INSTRUCTIONS FOR THE TASK:
Pick out every line of the entries below where "Rank" occurs, and copy those lines.

SUPPLIED DATA:
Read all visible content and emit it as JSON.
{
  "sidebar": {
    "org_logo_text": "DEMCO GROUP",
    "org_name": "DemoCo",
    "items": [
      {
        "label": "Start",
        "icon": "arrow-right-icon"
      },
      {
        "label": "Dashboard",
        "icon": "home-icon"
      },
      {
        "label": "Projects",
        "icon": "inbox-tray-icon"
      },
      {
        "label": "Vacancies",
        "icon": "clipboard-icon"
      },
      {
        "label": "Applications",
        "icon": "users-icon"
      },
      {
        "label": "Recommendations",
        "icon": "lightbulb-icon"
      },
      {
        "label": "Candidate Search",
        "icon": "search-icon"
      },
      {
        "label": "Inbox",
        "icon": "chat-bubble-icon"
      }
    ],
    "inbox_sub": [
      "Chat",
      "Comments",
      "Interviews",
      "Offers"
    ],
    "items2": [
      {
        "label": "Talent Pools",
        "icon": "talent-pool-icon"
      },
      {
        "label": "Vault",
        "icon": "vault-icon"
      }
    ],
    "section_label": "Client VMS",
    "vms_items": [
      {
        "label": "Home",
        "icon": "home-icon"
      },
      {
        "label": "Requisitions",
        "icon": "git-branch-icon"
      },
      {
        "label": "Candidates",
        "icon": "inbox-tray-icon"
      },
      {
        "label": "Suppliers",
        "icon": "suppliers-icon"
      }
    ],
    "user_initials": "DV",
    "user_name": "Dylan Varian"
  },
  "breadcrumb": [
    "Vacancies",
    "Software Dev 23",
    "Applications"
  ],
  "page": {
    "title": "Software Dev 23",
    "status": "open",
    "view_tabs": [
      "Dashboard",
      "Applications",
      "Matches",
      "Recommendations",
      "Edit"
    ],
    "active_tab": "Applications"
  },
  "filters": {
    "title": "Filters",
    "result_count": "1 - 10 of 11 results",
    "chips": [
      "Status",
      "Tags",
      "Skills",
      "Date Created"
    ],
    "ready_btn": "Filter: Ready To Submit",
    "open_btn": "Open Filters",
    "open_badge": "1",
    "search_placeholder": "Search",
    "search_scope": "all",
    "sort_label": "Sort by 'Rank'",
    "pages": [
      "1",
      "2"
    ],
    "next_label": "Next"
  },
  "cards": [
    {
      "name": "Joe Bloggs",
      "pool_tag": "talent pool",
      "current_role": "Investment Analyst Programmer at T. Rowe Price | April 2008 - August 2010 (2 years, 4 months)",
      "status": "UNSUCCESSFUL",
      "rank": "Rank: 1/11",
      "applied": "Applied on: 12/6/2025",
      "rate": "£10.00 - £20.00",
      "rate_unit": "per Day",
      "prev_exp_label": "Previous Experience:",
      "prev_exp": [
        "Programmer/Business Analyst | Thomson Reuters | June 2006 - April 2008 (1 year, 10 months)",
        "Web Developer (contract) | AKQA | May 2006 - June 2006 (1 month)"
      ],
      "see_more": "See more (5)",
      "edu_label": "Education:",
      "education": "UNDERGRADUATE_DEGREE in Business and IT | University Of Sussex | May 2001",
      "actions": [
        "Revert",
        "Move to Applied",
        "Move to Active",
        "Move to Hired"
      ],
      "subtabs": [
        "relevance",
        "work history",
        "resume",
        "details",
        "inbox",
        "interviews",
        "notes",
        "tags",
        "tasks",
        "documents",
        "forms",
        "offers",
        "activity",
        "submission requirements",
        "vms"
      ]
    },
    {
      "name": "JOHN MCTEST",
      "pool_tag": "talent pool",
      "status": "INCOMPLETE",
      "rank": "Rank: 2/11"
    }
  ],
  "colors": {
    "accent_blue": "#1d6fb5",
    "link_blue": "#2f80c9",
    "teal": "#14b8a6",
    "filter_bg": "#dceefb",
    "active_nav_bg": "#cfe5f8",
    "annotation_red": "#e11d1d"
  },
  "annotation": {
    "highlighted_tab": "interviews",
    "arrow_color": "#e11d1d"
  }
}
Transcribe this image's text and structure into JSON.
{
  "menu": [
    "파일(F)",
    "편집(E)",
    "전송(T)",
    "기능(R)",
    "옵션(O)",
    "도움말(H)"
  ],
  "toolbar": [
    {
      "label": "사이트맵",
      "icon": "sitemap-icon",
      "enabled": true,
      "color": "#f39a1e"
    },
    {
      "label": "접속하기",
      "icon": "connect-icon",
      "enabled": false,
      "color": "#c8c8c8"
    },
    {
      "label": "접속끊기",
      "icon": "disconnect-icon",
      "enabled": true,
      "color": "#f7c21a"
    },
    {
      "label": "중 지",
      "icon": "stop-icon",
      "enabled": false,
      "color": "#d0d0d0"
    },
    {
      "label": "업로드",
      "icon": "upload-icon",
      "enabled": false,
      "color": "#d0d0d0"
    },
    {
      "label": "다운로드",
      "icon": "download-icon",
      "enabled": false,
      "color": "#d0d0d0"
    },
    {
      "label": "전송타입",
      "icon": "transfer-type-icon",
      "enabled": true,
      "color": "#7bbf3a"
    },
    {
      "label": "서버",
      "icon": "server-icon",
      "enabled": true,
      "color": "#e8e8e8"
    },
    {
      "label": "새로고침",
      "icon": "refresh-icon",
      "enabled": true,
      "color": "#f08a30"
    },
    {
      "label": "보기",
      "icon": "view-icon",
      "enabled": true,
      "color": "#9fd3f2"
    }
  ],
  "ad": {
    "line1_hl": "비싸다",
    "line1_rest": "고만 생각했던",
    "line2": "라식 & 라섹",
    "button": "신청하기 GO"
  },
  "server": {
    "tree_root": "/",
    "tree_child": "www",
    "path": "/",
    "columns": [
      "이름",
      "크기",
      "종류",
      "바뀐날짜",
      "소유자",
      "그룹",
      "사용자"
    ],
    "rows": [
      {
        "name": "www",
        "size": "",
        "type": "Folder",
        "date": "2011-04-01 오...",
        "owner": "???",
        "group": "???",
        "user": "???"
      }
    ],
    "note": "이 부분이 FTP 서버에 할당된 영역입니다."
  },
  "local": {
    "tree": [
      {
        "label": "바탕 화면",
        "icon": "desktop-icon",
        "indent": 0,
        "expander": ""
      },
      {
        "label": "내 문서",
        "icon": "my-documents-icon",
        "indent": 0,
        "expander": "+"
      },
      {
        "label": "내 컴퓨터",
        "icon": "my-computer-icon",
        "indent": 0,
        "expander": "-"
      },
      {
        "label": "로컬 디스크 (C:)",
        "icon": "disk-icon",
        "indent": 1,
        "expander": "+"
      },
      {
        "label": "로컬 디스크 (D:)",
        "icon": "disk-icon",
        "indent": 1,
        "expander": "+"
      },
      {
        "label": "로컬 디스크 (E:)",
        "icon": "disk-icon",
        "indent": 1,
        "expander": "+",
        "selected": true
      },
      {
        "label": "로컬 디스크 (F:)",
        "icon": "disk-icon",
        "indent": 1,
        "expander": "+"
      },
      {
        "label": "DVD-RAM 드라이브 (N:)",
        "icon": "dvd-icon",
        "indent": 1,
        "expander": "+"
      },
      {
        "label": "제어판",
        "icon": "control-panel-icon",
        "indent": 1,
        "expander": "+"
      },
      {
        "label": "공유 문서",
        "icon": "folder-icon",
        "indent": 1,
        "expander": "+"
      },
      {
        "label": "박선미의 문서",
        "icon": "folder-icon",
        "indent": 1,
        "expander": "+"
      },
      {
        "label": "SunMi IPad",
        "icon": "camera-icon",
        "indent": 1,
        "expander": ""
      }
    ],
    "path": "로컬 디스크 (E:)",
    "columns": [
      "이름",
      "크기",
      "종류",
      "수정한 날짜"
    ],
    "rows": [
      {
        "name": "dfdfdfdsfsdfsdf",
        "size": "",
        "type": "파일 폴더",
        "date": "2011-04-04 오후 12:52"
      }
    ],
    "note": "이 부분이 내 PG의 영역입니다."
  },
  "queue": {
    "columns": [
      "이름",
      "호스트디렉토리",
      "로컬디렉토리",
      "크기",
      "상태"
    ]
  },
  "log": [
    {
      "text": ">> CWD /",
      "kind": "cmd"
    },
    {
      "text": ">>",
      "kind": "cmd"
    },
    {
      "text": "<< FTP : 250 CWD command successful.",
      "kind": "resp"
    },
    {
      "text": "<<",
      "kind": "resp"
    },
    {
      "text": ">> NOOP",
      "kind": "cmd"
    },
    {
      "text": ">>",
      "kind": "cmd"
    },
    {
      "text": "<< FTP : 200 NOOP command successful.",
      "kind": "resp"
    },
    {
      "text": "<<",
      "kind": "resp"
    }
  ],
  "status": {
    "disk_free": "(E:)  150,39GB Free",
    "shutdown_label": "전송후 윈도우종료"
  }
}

REPLY:
    "sort_label": "Sort by 'Rank'",
      "rank": "Rank: 1/11",
      "rank": "Rank: 2/11"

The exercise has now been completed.